Adobe’s acquisition of Marketo announced last week is the latest in a string of purchases by the big tech firms that include Salesforce, IBM and Oracle. Consolidation of martech and related technology firms is not a new trend, although it certainly has picked up speed over the last few years.
The value that these ‘acquired clouds’ or ‘frankenclouds’ promote is that they supposedly achieve greater functionality and results. However, users often cite implementation issues, not to mention different acquired solutions being cobbled together can mean that the integration between them and larger platforms is not effective. While these solutions often look like a single platform, it is usually the case that the decision of which point solutions are included has been made for, not with the customer, resulting in a ‘one size fits all’ approach.

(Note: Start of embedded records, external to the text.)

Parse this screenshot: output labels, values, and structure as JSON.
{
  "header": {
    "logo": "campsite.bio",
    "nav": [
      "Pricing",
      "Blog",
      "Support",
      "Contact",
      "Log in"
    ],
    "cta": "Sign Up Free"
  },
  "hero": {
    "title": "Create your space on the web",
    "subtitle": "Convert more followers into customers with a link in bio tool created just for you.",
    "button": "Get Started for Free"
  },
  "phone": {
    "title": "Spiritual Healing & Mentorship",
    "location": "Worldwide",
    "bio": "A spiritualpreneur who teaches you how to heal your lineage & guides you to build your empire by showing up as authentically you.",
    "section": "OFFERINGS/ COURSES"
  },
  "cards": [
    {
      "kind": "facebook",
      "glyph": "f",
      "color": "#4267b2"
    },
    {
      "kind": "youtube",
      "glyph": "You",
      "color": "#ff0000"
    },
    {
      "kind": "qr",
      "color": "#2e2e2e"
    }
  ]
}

So, what are the other options for SMEs? They can either choose a number of point solutions for their martech stack and integrate the technology themselves or through a partner—rarely cost or time effective. Or, they could choose a single platform that best case does all or a large part of what they require or, not so good, sit redundant while marketers eventually realise that one size doesn’t fit all.
There’s no doubt marketing plays a vital role in the success of a business—from promoting an organisation’s mission and raising awareness, to providing leads to the sales team.
The digital era has made marketers and customers much more sophisticated, but currently marketers could be guilty of not applying intelligence alongside. When a brand sees no real value in a service, it will downgrade that to a commodity. Marketers need to prove their worth and it starts with martech vendors offering a more proactive service to their customers.
It’s no longer enough for a vendor to ask prospects and customers, “What are your problems?”. What they should be saying is: “We know your problems and here’s how we’re going to help you address them”. If customers know more than a martech vendor, what’s the point of the engagement?
Similarly, everyone in the industry knows data is king. The promise of marketing is a true, personalised experience that delights the customer at every turn. To deliver on that promise, organisations first need a view of their customer. However, data continues to “sit”—and this is the correct term here, as many organisations aren’t leveraging their data effectively—in many different parts of the business and with many different vendors.
Organisations should be asking themselves: “How do the vendors that I work with help me get the most out of my data?” And if in response to this question, that vendor doesn’t use one of the following terms—data science, artificial intelligence, machine learning—it’s time the organisation looks elsewhere. With the data deluge, human-driven marketing simply doesn’t scale. Vendors must be relying on some degree of machine learning to achieve results in the digital world.
If you’re an SME and not getting this level of service from your partners, my advice: look elsewhere. If anything, the latest acquisitions in the big end of town have demonstrated that there’s certainly not a lack of choice when it comes to martech. And with so much choice, the power is squarely in your hands to demand the most of your partners and ensure they’re not simply pedalling empty software.
Heath Barlow, Market Lead, ANZ, Emarsys.